Another potential issue is that if you get enough negative reviews, returns or complaints, Amazon can terminate your listing or even your entire seller’s account without any warning. I’ve heard my share of horror stories about 7 figure businesses losing millions because of a fake bad review or copyright complaint that got their Amazon account suspended. Amazon almost always takes the side of the customer, and it can sometimes take weeks to appeal their decision and get your account back online.
Competition Can be Brutal
If you sell a product that other vendors can also sell, the competition can be brutal, and even unethical to get that coveted buy box. There is also always the possibility that Amazon will take notice of your product and decide to sell it themselves, and I don’t need to tell you that they can out-price you due to their buying power. if you manufacturer your own product, you run the risk of cheap Chinese knock-offs suddenly showing up to compete with your listing. Fake reviews are also a huge problem, including the new trend of ‘brushing‘ where a seller will send their products to random people who didn’t even order them simply so that they can leave a 5 star review on their own product.
So Should You Sell on Amazon?
There isn’t a simple yes or no answer to this question, as it will vary greatly depending on what you are selling. In general I think it would make a lot of sense if your products:
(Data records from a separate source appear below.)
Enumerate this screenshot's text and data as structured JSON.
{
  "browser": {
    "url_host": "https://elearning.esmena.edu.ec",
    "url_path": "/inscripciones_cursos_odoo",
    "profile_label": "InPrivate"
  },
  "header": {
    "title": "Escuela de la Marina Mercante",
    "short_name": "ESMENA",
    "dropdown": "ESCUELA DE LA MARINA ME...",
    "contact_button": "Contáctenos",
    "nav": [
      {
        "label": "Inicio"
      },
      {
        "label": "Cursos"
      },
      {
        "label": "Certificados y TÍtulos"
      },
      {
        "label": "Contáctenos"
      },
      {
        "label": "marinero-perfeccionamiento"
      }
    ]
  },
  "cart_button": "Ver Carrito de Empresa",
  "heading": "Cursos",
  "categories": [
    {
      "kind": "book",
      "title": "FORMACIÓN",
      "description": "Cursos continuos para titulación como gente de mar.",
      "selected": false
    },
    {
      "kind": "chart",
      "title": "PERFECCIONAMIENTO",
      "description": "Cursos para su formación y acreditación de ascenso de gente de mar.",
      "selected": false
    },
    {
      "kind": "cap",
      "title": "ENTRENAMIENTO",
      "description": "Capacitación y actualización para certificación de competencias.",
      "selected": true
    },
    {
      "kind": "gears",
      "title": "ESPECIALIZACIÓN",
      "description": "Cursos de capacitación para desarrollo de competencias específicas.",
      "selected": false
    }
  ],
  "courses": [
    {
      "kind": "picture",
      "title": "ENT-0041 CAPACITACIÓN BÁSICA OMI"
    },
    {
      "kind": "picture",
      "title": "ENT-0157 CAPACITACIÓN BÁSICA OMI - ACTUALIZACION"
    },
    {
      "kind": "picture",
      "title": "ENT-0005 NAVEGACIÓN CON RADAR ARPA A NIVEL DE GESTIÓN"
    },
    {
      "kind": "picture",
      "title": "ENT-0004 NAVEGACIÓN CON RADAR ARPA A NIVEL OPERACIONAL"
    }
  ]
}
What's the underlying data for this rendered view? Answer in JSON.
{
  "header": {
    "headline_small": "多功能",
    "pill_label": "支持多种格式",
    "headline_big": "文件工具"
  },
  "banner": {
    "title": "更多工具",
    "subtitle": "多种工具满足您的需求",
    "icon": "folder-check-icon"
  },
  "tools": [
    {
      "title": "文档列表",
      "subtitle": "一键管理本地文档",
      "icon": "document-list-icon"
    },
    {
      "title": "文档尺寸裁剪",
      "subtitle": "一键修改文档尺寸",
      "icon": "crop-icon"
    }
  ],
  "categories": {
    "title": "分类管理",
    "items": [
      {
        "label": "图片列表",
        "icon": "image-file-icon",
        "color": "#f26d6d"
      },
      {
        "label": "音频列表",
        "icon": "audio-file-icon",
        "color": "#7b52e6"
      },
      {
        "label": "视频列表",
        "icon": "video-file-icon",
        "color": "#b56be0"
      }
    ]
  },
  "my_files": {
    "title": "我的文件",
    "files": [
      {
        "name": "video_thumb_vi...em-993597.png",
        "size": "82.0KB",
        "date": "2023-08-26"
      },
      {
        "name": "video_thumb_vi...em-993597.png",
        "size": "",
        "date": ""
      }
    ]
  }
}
- Are manufacturerd/made by you and/or you are the sole vendor
- Have a high enough margin to justify the Amazon fees
- Have a high enough margin to be able to aggressively price your products
- Are popular categories/search terms on Amazon with a lot of potential
- Have quality that far exceeds your competition
Products that probably aren’t a good idea to sell on Amazon:
- Products that are available from hundreds of other vendors
- Products sold by Amazon already
- Products that rely heavily on branding or image (custom packaging, high-end reputation, fanatic customer service, etc)
- Unique or ‘one off’ products such as art or made-to-order products
- Products that have a high risk of being stolen/cloned
- Trendy products that have short lifespan (fidget spinners, fidget cubes, etc)
I would also never suggest using Amazon as your only sales channel. It is just too easy to have your account shut down whenever Amazon feels you are not a quality vendor.
Amazon is going to continue to own the E-Commerce market in the US (and beyond) for many years to come. There is a ton of potential here for third-party sellers, but you have to make sure your products are a good fit and that it won’t do your company more harm than good.
Questions? Drop us a line!